What the task requires: Where a record contains a picture, omit the picture and repeat the rest exactly.

Supplied records:
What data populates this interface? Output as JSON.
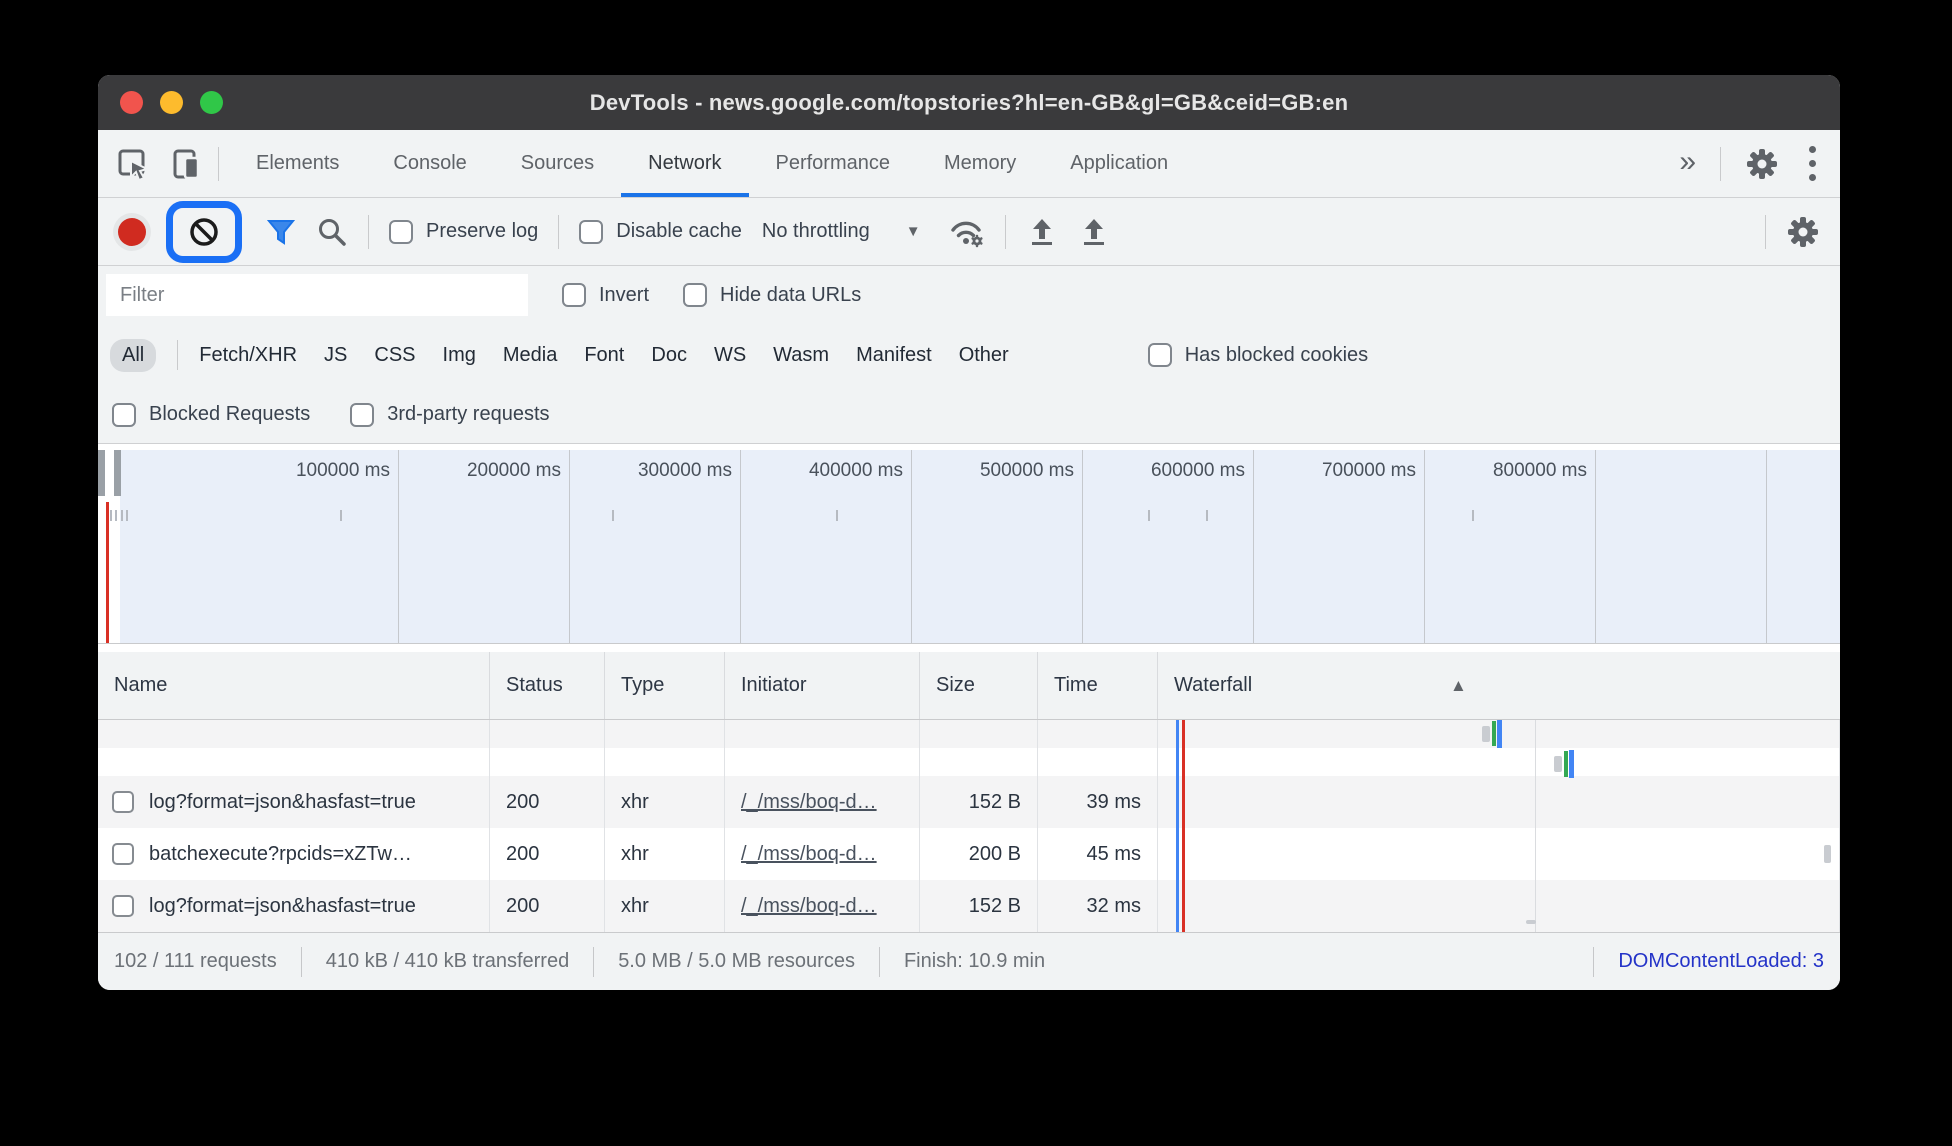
{
  "window": {
    "title": "DevTools - news.google.com/topstories?hl=en-GB&gl=GB&ceid=GB:en"
  },
  "tabs": {
    "items": [
      "Elements",
      "Console",
      "Sources",
      "Network",
      "Performance",
      "Memory",
      "Application"
    ],
    "active": "Network"
  },
  "icons": {
    "more_tabs": "»",
    "dropdown_caret": "▼",
    "sort_asc": "▲"
  },
  "toolbar": {
    "preserve_log": "Preserve log",
    "disable_cache": "Disable cache",
    "throttling_value": "No throttling"
  },
  "filter": {
    "placeholder": "Filter",
    "invert": "Invert",
    "hide_data_urls": "Hide data URLs"
  },
  "chips": [
    "All",
    "Fetch/XHR",
    "JS",
    "CSS",
    "Img",
    "Media",
    "Font",
    "Doc",
    "WS",
    "Wasm",
    "Manifest",
    "Other"
  ],
  "request_filters": {
    "has_blocked_cookies": "Has blocked cookies",
    "blocked": "Blocked Requests",
    "third_party": "3rd-party requests"
  },
  "timeline": {
    "labels": [
      "100000 ms",
      "200000 ms",
      "300000 ms",
      "400000 ms",
      "500000 ms",
      "600000 ms",
      "700000 ms",
      "800000 ms"
    ]
  },
  "table": {
    "columns": [
      "Name",
      "Status",
      "Type",
      "Initiator",
      "Size",
      "Time",
      "Waterfall"
    ],
    "rows": [
      {
        "name": "log?format=json&hasfast=true",
        "status": "200",
        "type": "xhr",
        "initiator": "/_/mss/boq-d…",
        "size": "152 B",
        "time": "39 ms"
      },
      {
        "name": "batchexecute?rpcids=xZTw…",
        "status": "200",
        "type": "xhr",
        "initiator": "/_/mss/boq-d…",
        "size": "200 B",
        "time": "45 ms"
      },
      {
        "name": "log?format=json&hasfast=true",
        "status": "200",
        "type": "xhr",
        "initiator": "/_/mss/boq-d…",
        "size": "152 B",
        "time": "32 ms"
      }
    ]
  },
  "status_bar": {
    "items": [
      "102 / 111 requests",
      "410 kB / 410 kB transferred",
      "5.0 MB / 5.0 MB resources",
      "Finish: 10.9 min"
    ],
    "dom_content_loaded": "DOMContentLoaded: 3"
  },
  "colors": {
    "accent_blue": "#1a73e8",
    "annotation_highlight": "#1a6ff5",
    "record_red": "#d02b20",
    "waterfall_red_line": "#d93025",
    "waterfall_blue_line": "#4285f4",
    "waterfall_green_bar": "#34a853",
    "dcl_blue": "#2433c8",
    "toolbar_bg": "#f1f3f4",
    "titlebar_bg": "#3a3a3c",
    "timeline_bg": "#e9eff9"
  }
}
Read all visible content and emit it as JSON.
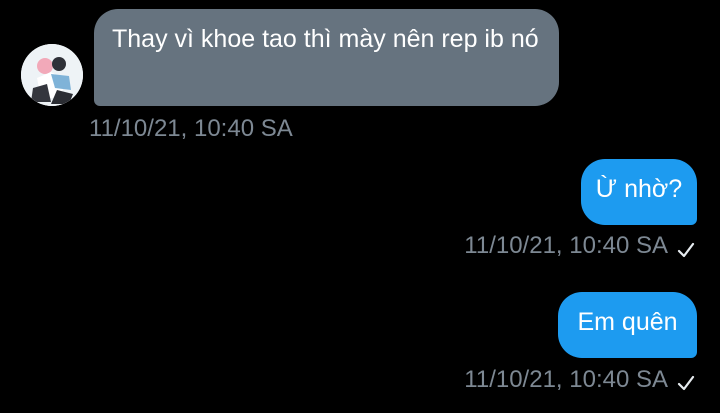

Answer for the task:
What data populates this interface? Output as JSON.
{
  "window": {
    "title": "DevTools - news.google.com/topstories?hl=en-GB&gl=GB&ceid=GB:en"
  },
  "tabs": {
    "items": [
      "Elements",
      "Console",
      "Sources",
      "Network",
      "Performance",
      "Memory",
      "Application"
    ],
    "active": "Network"
  },
  "icons": {
    "more_tabs": "»",
    "dropdown_caret": "▼",
    "sort_asc": "▲"
  },
  "toolbar": {
    "preserve_log": "Preserve log",
    "disable_cache": "Disable cache",
    "throttling_value": "No throttling"
  },
  "filter": {
    "placeholder": "Filter",
    "invert": "Invert",
    "hide_data_urls": "Hide data URLs"
  },
  "chips": [
    "All",
    "Fetch/XHR",
    "JS",
    "CSS",
    "Img",
    "Media",
    "Font",
    "Doc",
    "WS",
    "Wasm",
    "Manifest",
    "Other"
  ],
  "request_filters": {
    "has_blocked_cookies": "Has blocked cookies",
    "blocked": "Blocked Requests",
    "third_party": "3rd-party requests"
  },
  "timeline": {
    "labels": [
      "100000 ms",
      "200000 ms",
      "300000 ms",
      "400000 ms",
      "500000 ms",
      "600000 ms",
      "700000 ms",
      "800000 ms"
    ]
  },
  "table": {
    "columns": [
      "Name",
      "Status",
      "Type",
      "Initiator",
      "Size",
      "Time",
      "Waterfall"
    ],
    "rows": [
      {
        "name": "log?format=json&hasfast=true",
        "status": "200",
        "type": "xhr",
        "initiator": "/_/mss/boq-d…",
        "size": "152 B",
        "time": "39 ms"
      },
      {
        "name": "batchexecute?rpcids=xZTw…",
        "status": "200",
        "type": "xhr",
        "initiator": "/_/mss/boq-d…",
        "size": "200 B",
        "time": "45 ms"
      },
      {
        "name": "log?format=json&hasfast=true",
        "status": "200",
        "type": "xhr",
        "initiator": "/_/mss/boq-d…",
        "size": "152 B",
        "time": "32 ms"
      }
    ]
  },
  "status_bar": {
    "items": [
      "102 / 111 requests",
      "410 kB / 410 kB transferred",
      "5.0 MB / 5.0 MB resources",
      "Finish: 10.9 min"
    ],
    "dom_content_loaded": "DOMContentLoaded: 3"
  },
  "colors": {
    "accent_blue": "#1a73e8",
    "annotation_highlight": "#1a6ff5",
    "record_red": "#d02b20",
    "waterfall_red_line": "#d93025",
    "waterfall_blue_line": "#4285f4",
    "waterfall_green_bar": "#34a853",
    "dcl_blue": "#2433c8",
    "toolbar_bg": "#f1f3f4",
    "titlebar_bg": "#3a3a3c",
    "timeline_bg": "#e9eff9"
  }
}
Read all visible content and emit it as JSON.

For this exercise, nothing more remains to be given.